Nuclear-power facilities are vulnerable despite having walls of thick concrete meshed in re-bar. If the electrical power lines to a plant were cut, the reactor would automatically shut down unless relatively unfortified backup generators were disabled. This could lead to a meltdown. Likewise if saboteurs cut off or clog the water supply to the reactors. Spent nuclear-fuel dry casks and cooling ponds for “hot” fuel rods could be set afire with incendiary weapons, which makes them the most vulnerable targets at the plants.
Southern California Edison, which operates San Onofre, maintains that the complex is safe despite the lifting of the FAA flight ban. The company has increased its use of automatic-gun-toting retired police and military personnel in and around the plant. The company has added concrete barriers and obstacles, and has a security boat patrolling the site‘s Pacific Coast perimeter. A more elaborate system to identify employees has also been established. “We’re at the highest state of alert,” Steve Conroy, SCE‘s manager of media relations, told the Weekly. Said Jeff Lewis, a spokesman for Pacific Gas & Electric, which operates Diablo Canyon, “People have told me that it’s easier to get into the White House.”
But the safety record of nuke plants has been abysmal. Between 1991 and 1998, the NRC has conducted mock attacks at 68 plants. Nearly half the time, security measures flunked the test, even though the plants were warned of the simulated assaults six months in advance. Officials point out, however, that San Onofre is on U.S. Marine–owned land, and that troops would triumph in the advent of any attack. But a mock NRC assault on the facility before September 11 revealed that to “penetrate the perimeter fence and breach the access control barrier” took just 18 seconds.

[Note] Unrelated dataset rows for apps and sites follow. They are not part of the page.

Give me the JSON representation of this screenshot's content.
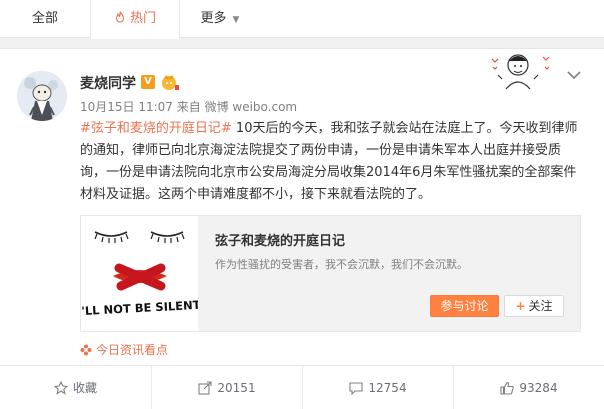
{
  "tabs": {
    "all": "全部",
    "hot": "热门",
    "more": "更多"
  },
  "post": {
    "username": "麦烧同学",
    "vip_letter": "V",
    "meta": "10月15日 11:07 来自 微博 weibo.com",
    "hashtag": "#弦子和麦烧的开庭日记#",
    "body": " 10天后的今天，我和弦子就会站在法庭上了。今天收到律师的通知，律师已向北京海淀法院提交了两份申请，一份是申请朱军本人出庭并接受质询，一份是申请法院向北京市公安局海淀分局收集2014年6月朱军性骚扰案的全部案件材料及证据。这两个申请难度都不小，接下来就看法院的了。"
  },
  "share_card": {
    "title": "弦子和麦烧的开庭日记",
    "description": "作为性骚扰的受害者，我不会沉默，我们不会沉默。",
    "image_text": "I'LL NOT BE SILENT",
    "join_label": "参与讨论",
    "follow_label": "关注",
    "follow_plus": "+"
  },
  "source": "今日资讯看点",
  "actions": {
    "favorite": "收藏",
    "forward": "20151",
    "comment": "12754",
    "like": "93284"
  },
  "colors": {
    "accent": "#eb7350",
    "button": "#ff8140",
    "text": "#333333",
    "muted": "#808080"
  }
}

Longtime NRC critic Markey‘s stringent nuclear-plant legislation passed out of the House Energy and Commerce Committee last week, but it could take as long as six months to finally make it to President Bush.